[Interface dataset entries]
--------------------
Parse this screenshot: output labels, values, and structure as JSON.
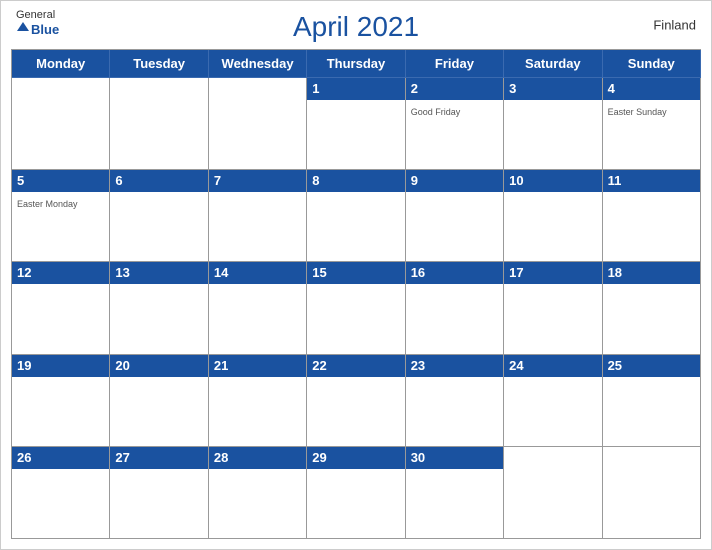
{
  "header": {
    "title": "April 2021",
    "country": "Finland",
    "logo": {
      "general": "General",
      "blue": "Blue"
    }
  },
  "days_of_week": [
    "Monday",
    "Tuesday",
    "Wednesday",
    "Thursday",
    "Friday",
    "Saturday",
    "Sunday"
  ],
  "weeks": [
    [
      {
        "num": "",
        "holiday": ""
      },
      {
        "num": "",
        "holiday": ""
      },
      {
        "num": "",
        "holiday": ""
      },
      {
        "num": "1",
        "holiday": ""
      },
      {
        "num": "2",
        "holiday": "Good Friday"
      },
      {
        "num": "3",
        "holiday": ""
      },
      {
        "num": "4",
        "holiday": "Easter Sunday"
      }
    ],
    [
      {
        "num": "5",
        "holiday": "Easter Monday"
      },
      {
        "num": "6",
        "holiday": ""
      },
      {
        "num": "7",
        "holiday": ""
      },
      {
        "num": "8",
        "holiday": ""
      },
      {
        "num": "9",
        "holiday": ""
      },
      {
        "num": "10",
        "holiday": ""
      },
      {
        "num": "11",
        "holiday": ""
      }
    ],
    [
      {
        "num": "12",
        "holiday": ""
      },
      {
        "num": "13",
        "holiday": ""
      },
      {
        "num": "14",
        "holiday": ""
      },
      {
        "num": "15",
        "holiday": ""
      },
      {
        "num": "16",
        "holiday": ""
      },
      {
        "num": "17",
        "holiday": ""
      },
      {
        "num": "18",
        "holiday": ""
      }
    ],
    [
      {
        "num": "19",
        "holiday": ""
      },
      {
        "num": "20",
        "holiday": ""
      },
      {
        "num": "21",
        "holiday": ""
      },
      {
        "num": "22",
        "holiday": ""
      },
      {
        "num": "23",
        "holiday": ""
      },
      {
        "num": "24",
        "holiday": ""
      },
      {
        "num": "25",
        "holiday": ""
      }
    ],
    [
      {
        "num": "26",
        "holiday": ""
      },
      {
        "num": "27",
        "holiday": ""
      },
      {
        "num": "28",
        "holiday": ""
      },
      {
        "num": "29",
        "holiday": ""
      },
      {
        "num": "30",
        "holiday": ""
      },
      {
        "num": "",
        "holiday": ""
      },
      {
        "num": "",
        "holiday": ""
      }
    ]
  ],
  "accent_color": "#1a52a0"
}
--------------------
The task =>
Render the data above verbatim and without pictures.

Exercise result =>
Parse this screenshot: output labels, values, and structure as JSON.
{
  "header": {
    "title": "April 2021",
    "country": "Finland",
    "logo": {
      "general": "General",
      "blue": "Blue"
    }
  },
  "days_of_week": [
    "Monday",
    "Tuesday",
    "Wednesday",
    "Thursday",
    "Friday",
    "Saturday",
    "Sunday"
  ],
  "weeks": [
    [
      {
        "num": "",
        "holiday": ""
      },
      {
        "num": "",
        "holiday": ""
      },
      {
        "num": "",
        "holiday": ""
      },
      {
        "num": "1",
        "holiday": ""
      },
      {
        "num": "2",
        "holiday": "Good Friday"
      },
      {
        "num": "3",
        "holiday": ""
      },
      {
        "num": "4",
        "holiday": "Easter Sunday"
      }
    ],
    [
      {
        "num": "5",
        "holiday": "Easter Monday"
      },
      {
        "num": "6",
        "holiday": ""
      },
      {
        "num": "7",
        "holiday": ""
      },
      {
        "num": "8",
        "holiday": ""
      },
      {
        "num": "9",
        "holiday": ""
      },
      {
        "num": "10",
        "holiday": ""
      },
      {
        "num": "11",
        "holiday": ""
      }
    ],
    [
      {
        "num": "12",
        "holiday": ""
      },
      {
        "num": "13",
        "holiday": ""
      },
      {
        "num": "14",
        "holiday": ""
      },
      {
        "num": "15",
        "holiday": ""
      },
      {
        "num": "16",
        "holiday": ""
      },
      {
        "num": "17",
        "holiday": ""
      },
      {
        "num": "18",
        "holiday": ""
      }
    ],
    [
      {
        "num": "19",
        "holiday": ""
      },
      {
        "num": "20",
        "holiday": ""
      },
      {
        "num": "21",
        "holiday": ""
      },
      {
        "num": "22",
        "holiday": ""
      },
      {
        "num": "23",
        "holiday": ""
      },
      {
        "num": "24",
        "holiday": ""
      },
      {
        "num": "25",
        "holiday": ""
      }
    ],
    [
      {
        "num": "26",
        "holiday": ""
      },
      {
        "num": "27",
        "holiday": ""
      },
      {
        "num": "28",
        "holiday": ""
      },
      {
        "num": "29",
        "holiday": ""
      },
      {
        "num": "30",
        "holiday": ""
      },
      {
        "num": "",
        "holiday": ""
      },
      {
        "num": "",
        "holiday": ""
      }
    ]
  ],
  "accent_color": "#1a52a0"
}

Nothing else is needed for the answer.